How is Lyme disease prevented?
Deer ticks are commonly found in areas of wooded, grassy and bushy vegetation. It is best to avoid these areas, but it is not always possible to do so. In order to decrease your risk of contracting Lyme disease, the following precautions can be taken, it is especially important to take these into consideration if you are in an area where known cases of Lyme disease have been reported.
- When in the above-mentioned areas, try to cover up as much as possible. Wearing shoes, long pants and long-sleeved shirts will help to do this. Also, tucking your pants into your socks and even wearing a hat and gloves can help as an extra measure. Try to walk on the trails and avoid going into thicker bush or grass. Keep your dog on a leash to prevent him from doing the same.
- Always apply insect repellents, avoiding your eyes, ears and mouth. Insect repellents with a 10 percent DEET (diethyltoluamide) will last about two hours on your skin. Try to use one that is 20 percent or higher. Permethrin, which is used on clothes, prevents ticks from getting onto clothes and attaching to the skin.
- Try to get rid of any places in your yard that may have ticks, these include thick bushes and other places where you have possibly found a tick before. Keep piles of wood in sunny areas to stop them becoming an ideal habitat for ticks.
- After being in nature or tick-prone areas, always check yourself and your kids for ticks. Some may be very small and difficult to spot, so it is important to try and be as thorough as possible.
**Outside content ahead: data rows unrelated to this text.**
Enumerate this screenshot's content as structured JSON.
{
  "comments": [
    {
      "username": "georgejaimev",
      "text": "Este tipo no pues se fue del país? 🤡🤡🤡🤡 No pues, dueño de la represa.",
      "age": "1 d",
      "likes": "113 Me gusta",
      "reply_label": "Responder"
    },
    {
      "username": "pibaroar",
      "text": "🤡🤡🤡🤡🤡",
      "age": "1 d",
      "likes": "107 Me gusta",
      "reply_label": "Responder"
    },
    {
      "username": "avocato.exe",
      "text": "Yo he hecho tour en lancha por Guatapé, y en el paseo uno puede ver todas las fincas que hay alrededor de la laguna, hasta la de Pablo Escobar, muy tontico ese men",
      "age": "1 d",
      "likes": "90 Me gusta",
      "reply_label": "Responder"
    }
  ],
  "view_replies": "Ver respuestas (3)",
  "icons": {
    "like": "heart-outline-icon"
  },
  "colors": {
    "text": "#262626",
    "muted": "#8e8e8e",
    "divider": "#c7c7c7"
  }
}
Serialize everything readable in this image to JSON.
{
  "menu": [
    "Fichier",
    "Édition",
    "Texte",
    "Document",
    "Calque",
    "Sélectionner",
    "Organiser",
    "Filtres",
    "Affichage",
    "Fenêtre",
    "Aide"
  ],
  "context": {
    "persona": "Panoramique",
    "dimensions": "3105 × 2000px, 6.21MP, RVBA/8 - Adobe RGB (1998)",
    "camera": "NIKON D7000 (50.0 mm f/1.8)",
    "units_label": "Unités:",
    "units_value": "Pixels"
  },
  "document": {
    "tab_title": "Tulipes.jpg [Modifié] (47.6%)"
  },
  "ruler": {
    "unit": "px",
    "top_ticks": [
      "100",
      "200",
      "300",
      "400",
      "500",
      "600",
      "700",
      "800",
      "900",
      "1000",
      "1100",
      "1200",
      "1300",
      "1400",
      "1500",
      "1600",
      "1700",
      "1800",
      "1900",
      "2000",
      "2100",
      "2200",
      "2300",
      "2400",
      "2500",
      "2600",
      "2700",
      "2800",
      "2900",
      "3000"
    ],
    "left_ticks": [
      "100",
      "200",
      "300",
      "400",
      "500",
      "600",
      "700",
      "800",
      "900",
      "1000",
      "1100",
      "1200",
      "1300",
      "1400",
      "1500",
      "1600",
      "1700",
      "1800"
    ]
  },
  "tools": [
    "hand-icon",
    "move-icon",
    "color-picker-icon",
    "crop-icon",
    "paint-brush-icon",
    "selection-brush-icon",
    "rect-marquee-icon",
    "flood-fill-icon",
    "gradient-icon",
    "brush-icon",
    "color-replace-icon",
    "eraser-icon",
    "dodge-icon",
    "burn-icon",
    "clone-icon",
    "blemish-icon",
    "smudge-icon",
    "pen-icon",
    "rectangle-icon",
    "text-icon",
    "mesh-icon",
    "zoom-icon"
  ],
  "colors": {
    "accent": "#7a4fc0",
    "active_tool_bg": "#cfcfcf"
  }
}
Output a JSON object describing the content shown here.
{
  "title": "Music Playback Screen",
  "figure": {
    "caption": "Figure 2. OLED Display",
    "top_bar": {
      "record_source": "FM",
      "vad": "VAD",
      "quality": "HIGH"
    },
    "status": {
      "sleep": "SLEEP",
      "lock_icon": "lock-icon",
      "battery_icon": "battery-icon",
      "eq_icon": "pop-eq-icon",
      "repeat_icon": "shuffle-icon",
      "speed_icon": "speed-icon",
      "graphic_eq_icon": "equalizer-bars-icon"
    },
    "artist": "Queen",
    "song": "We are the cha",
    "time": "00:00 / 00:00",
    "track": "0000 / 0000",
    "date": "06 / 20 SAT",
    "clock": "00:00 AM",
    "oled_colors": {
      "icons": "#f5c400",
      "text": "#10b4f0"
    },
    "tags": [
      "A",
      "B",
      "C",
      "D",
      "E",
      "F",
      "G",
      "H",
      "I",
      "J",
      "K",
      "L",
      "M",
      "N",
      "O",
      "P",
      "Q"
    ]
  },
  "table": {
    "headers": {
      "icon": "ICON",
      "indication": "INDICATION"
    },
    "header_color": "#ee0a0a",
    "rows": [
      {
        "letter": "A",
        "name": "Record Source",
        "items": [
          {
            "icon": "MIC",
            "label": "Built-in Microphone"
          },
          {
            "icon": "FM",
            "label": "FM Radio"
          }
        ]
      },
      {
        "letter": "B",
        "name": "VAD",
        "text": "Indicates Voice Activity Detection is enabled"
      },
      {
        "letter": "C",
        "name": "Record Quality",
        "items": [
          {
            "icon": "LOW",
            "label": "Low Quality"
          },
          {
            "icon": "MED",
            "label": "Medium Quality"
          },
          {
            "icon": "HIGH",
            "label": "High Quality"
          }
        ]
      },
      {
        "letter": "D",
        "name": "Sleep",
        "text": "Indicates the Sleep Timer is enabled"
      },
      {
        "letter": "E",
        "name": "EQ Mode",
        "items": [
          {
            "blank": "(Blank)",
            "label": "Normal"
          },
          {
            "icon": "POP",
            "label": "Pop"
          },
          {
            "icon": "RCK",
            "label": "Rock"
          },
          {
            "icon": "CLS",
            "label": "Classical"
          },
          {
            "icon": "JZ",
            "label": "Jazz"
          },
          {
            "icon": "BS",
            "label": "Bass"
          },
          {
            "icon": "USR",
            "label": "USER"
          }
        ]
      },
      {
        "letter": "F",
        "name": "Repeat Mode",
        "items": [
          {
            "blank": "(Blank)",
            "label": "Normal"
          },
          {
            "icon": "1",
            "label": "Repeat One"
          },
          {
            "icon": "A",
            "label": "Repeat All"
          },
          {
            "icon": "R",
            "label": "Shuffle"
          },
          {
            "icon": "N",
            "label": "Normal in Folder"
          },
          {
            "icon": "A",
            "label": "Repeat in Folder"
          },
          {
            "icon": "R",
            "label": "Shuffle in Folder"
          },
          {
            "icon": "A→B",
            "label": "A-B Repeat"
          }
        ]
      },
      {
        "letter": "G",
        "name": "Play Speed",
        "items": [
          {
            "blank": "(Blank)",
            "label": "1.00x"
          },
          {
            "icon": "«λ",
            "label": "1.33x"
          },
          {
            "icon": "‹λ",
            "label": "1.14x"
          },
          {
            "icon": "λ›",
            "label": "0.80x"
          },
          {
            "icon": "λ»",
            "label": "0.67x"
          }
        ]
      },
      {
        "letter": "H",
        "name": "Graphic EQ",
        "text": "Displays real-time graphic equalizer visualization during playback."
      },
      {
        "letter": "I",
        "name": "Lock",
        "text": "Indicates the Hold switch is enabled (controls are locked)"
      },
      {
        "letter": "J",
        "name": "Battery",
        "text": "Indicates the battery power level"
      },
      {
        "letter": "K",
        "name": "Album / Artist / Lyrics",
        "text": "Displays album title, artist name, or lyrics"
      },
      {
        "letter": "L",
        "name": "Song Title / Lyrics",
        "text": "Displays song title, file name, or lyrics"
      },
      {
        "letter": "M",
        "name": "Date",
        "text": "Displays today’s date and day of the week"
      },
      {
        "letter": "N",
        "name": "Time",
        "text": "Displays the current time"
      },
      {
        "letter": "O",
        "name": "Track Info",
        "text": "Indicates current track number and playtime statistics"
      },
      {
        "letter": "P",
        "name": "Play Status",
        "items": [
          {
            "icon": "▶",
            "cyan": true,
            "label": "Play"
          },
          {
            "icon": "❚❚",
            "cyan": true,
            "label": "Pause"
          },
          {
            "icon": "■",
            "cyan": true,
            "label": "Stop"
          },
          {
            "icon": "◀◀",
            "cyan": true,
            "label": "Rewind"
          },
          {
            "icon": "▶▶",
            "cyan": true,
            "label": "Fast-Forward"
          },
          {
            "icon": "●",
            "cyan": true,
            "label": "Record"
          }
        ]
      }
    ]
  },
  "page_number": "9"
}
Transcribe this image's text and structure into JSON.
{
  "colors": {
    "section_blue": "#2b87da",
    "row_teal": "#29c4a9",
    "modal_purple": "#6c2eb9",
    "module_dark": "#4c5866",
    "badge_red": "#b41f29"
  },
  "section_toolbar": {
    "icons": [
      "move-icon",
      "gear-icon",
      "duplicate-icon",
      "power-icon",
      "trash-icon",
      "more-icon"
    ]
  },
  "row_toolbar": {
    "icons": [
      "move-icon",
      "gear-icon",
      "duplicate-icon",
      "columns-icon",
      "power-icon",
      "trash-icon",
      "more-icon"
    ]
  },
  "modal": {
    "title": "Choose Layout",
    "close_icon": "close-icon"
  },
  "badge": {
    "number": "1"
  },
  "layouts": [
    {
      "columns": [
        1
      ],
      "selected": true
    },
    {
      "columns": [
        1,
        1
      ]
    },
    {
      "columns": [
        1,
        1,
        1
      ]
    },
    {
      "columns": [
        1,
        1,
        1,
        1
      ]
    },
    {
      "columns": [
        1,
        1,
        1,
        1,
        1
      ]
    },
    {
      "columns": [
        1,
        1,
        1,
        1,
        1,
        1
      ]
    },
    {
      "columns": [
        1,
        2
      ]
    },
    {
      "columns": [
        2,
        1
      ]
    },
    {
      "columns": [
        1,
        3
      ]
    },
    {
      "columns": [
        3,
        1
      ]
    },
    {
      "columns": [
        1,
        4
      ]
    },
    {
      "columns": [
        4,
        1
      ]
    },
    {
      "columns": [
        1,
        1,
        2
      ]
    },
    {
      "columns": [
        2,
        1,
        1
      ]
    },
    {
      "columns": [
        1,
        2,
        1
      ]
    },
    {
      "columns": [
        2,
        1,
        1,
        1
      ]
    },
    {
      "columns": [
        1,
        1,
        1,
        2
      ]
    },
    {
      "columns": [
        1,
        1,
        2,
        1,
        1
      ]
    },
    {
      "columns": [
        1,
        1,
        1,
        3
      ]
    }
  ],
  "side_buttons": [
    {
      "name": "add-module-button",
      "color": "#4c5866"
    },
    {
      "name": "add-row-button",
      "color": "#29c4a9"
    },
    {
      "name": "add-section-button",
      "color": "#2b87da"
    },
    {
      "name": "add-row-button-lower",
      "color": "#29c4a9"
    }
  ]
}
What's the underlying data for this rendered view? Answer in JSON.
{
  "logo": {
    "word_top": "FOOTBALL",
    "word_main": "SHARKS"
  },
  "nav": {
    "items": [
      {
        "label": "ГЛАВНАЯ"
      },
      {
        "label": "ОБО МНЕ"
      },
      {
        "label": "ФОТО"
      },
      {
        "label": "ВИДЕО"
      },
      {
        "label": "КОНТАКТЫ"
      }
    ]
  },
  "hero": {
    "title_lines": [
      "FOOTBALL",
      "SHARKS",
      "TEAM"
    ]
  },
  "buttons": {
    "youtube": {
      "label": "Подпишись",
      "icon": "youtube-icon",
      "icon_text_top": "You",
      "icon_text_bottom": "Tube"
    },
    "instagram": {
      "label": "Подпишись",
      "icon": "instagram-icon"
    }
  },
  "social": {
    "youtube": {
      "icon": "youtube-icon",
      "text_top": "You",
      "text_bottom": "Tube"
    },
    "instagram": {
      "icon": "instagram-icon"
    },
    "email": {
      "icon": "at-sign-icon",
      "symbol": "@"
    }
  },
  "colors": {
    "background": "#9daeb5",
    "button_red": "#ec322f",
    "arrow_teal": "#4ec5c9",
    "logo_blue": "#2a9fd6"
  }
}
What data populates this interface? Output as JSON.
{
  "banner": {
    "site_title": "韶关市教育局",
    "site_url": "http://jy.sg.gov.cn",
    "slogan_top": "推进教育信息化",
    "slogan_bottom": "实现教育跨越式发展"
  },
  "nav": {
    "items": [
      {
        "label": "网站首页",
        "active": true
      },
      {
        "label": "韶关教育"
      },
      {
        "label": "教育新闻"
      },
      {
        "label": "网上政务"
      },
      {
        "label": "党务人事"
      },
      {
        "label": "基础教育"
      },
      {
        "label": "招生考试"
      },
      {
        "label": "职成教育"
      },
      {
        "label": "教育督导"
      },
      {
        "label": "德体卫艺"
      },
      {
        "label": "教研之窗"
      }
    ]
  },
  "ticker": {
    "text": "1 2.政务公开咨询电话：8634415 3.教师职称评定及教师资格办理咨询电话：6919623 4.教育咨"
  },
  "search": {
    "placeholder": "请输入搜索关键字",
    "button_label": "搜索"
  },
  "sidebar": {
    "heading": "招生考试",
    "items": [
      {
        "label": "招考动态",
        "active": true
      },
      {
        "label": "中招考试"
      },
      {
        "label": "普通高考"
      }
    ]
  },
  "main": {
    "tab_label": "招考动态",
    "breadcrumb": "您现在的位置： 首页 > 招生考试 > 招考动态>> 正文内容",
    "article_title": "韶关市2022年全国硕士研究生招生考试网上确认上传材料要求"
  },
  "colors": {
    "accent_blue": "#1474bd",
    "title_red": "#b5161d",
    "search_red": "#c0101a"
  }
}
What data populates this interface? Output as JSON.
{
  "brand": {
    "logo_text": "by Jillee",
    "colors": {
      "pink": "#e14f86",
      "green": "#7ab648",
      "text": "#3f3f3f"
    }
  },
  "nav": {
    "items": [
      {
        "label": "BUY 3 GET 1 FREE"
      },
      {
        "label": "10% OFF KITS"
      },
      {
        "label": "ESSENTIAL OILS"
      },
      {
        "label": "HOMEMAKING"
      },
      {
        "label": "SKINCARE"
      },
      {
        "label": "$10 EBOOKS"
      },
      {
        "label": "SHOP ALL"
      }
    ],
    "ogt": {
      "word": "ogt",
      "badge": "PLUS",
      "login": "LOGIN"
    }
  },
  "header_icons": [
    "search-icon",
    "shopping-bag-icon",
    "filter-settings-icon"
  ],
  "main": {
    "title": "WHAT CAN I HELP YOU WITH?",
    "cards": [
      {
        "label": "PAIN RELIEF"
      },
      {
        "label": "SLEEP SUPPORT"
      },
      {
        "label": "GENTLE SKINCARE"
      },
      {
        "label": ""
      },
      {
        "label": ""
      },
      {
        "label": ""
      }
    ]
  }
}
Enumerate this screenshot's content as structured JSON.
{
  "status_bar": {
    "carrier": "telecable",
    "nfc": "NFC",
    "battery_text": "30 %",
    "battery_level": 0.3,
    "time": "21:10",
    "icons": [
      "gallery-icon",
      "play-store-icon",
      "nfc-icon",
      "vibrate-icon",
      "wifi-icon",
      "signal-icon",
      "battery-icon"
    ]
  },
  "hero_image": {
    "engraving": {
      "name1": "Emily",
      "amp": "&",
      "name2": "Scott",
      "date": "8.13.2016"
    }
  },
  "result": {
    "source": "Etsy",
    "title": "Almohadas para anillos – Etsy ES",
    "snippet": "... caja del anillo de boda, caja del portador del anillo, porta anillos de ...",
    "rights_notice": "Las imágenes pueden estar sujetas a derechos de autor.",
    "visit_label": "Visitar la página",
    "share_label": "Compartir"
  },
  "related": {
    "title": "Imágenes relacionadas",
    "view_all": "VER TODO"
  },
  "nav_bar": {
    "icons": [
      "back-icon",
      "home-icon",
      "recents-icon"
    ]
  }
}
Deer ticks are sometimes the size of the head of a pin and are hard to see immediately. You often don’t feel when a tick latches onto you, so you should look carefully, especially between your fingers, toes and around your neck, head and ears. The latter can be difficult so you may need to ask someone to assist you in checking.
It is sometimes best to shower as soon as you get inside, as this may help to remove some ticks.
- It is also possible to contract Lyme disease more than once, so don’t assume that you are immune if you’ve already had it.
Remove the tick with tweezers as soon as you find it. Grabbing it by the head and making sure that you do not squeeze it too hard as its body might break off, leaving its head in your skin.
Once you have removed the entire tick, you should be able to see its head and body, treat the area of the bite with antiseptic.
Best practice will be to contact your doctor if you or your loved one is bitten by a tick and to keep in the tick in a sealed container for your doctor to determine if it is a Deer tick.